Ozzie's estuary was drying out. March was the height of the dry season. Ozzie was seeing less Ospreys now, and less birds generally. The northward migration was on. But not for Ozzie, he was staying in Africa; he was too young to breed. Instead he needed to explore, find new hunting grounds. Good hunting grounds too, for he was in moult. The constant wear and tear that comes from plunging for fish had taken its toll on his feathers. His brown feathering was bleached paler by the sun and his smart cream feather tips had largely worn away. He now spent even more time grooming himself. Of course it was essential that Ozzie's moult didn't interfere with his hunting ability. His flight feathers could not be moulted quickly. Instead they were moulted one at a time, the next one not shed until the new one was fully grown.

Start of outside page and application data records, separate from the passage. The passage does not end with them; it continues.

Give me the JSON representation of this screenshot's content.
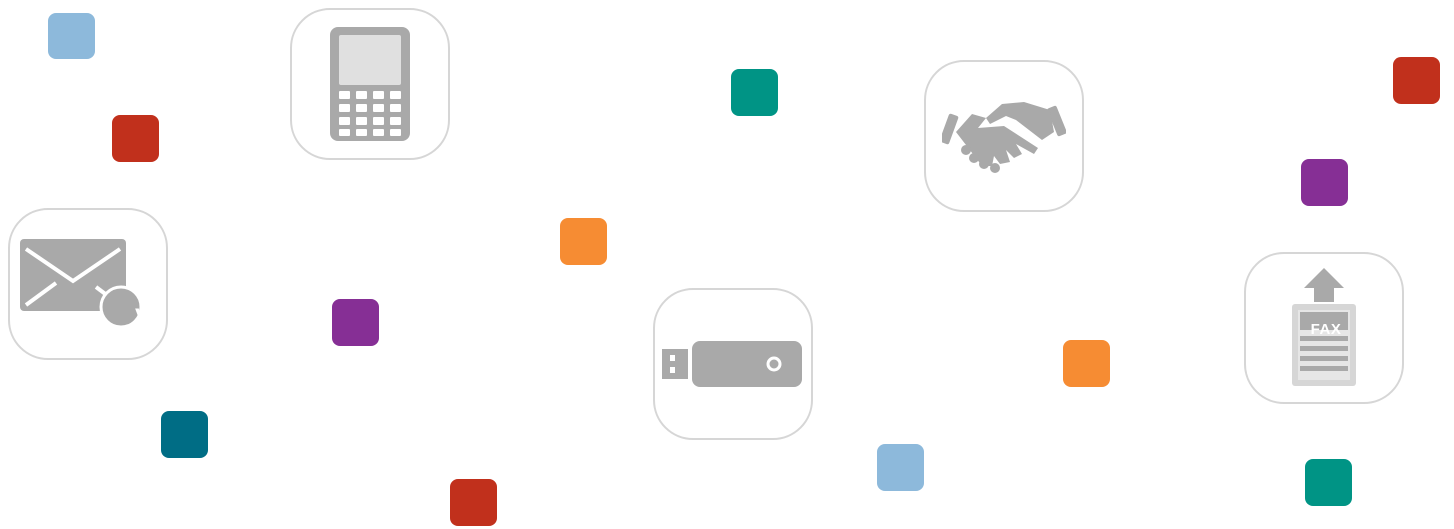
{
  "colors": {
    "light_blue": "#8db9db",
    "red": "#c1301c",
    "teal": "#009485",
    "dark_teal": "#006d85",
    "orange": "#f68c33",
    "purple": "#862f95",
    "icon_gray": "#a9a9a9",
    "card_border": "#d6d6d6"
  },
  "icons": [
    {
      "name": "calculator-icon"
    },
    {
      "name": "handshake-icon"
    },
    {
      "name": "email-verified-icon",
      "badge": "V"
    },
    {
      "name": "usb-drive-icon"
    },
    {
      "name": "fax-upload-icon",
      "label": "FAX"
    }
  ]
}
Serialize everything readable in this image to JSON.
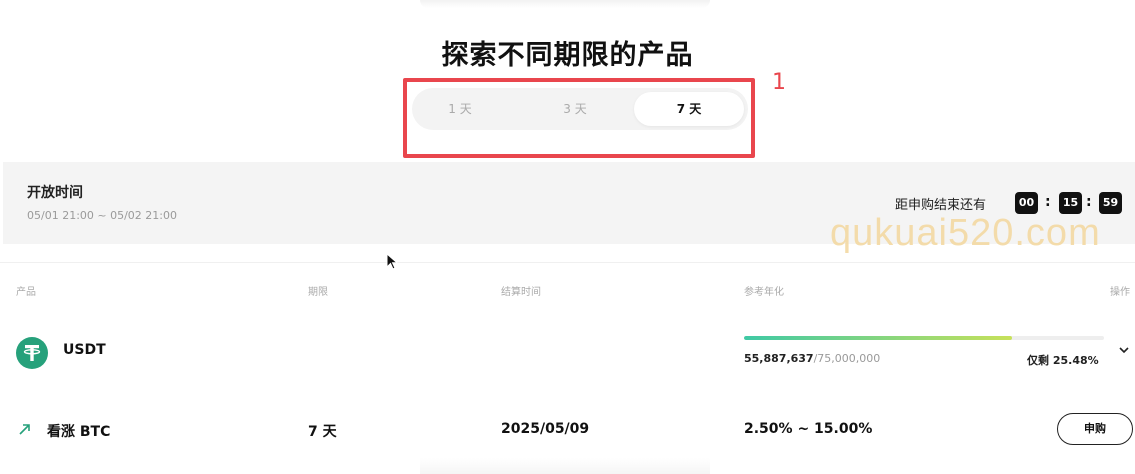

In order to speed up the process the moult started in three different places in each wing instead of all in one place. The overlapping feathers meant that the gaps where the new feathers were growing barely affected his flying abilities. It would take Ozzie some years to replace all his original feathers, and, for the rest of his life he would be slowly moulting his feathers in rotation, stopping only during the migration. Once mature Ozzie would never have a feather more than two years old.